7 The Boston Globe often called the team the beaneaters without the capital B. Other newspapers around the 12-team league used it with the capital B and sometimes it appeared as Bean-eaters.

8 ““Nick” Didn’t Extend Himself,” Boston Globe, September 28, 1897: 5.

9 Jacob C. Morse, “Hub Happenings, The Rooters,” Sporting Life, October 16, 1897: 2.

10 “For the Royal Rooters,” Boston Globe, October 1, 1903: 8.

11 “Kay-W-Kay,” York (Pennsylvania) Dispatch, October 3, 1903: 8.

12 “ “Tessie” a Winner,” Boston Globe, October 12, 1903: 1.

13 Lawrence J. Ritter, The Glory of Their Times (New York: Macmillan Company, 1966), 27.

14 Ritter.

15 “Champions Once More,” Fall River (Massachusetts) Globe, September 12, 1918: 6.

16 Chuck Burgess and Bill Nowlin, Love That Dirty Water (Burlington, Massachusetts: Rounder Books, 2007), 149-157.

17 “Dropkick Murphys Having a Ball,” Boston Globe, August 20, 2004: 51.

18 Casey gave the history behind the song in their May 29, 2020 concert from Fenway Park. It can viewed at

19 Carol Beggy & Mark Shanahan, “’Tessie’ to the Sox Rescue?” Boston Globe, July 24, 2004: 22.

20 shows the entire incident.

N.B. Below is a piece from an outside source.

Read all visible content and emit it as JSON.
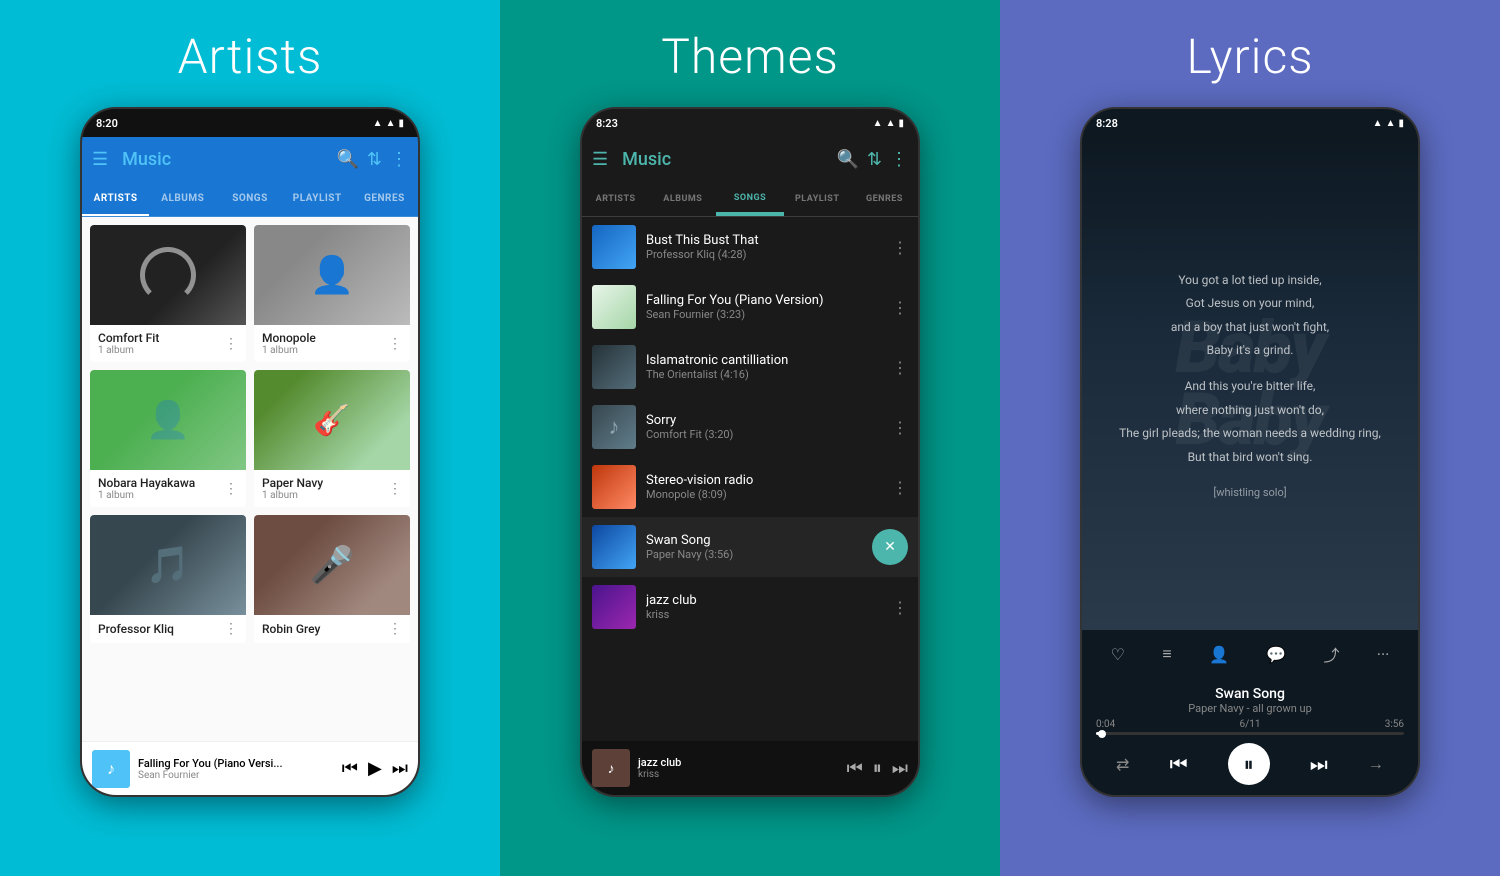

21 May 29, 2020 Fenway concert.

22 Transactions, Boston Globe, July 30, 2004: 81.

23 Carol Beggy & Mark Shanahan, “Stars sing Sox’ praises; rocker lights their fire,” Boston Globe, October 22, 2004: 78.

24 “Papelbon Dance: He Plays it to the Kilt,” Boston Globe, October 31, 2007: 42.

25 “Another Winning Performance” Boston Globe, October 23, 2007: 19.

26 Michael Whitmer, “Emotional Flashbacks, Good and Bad,” Boston Globe, April 5, 2014: C7.

27 Last accessed April 1, 2020.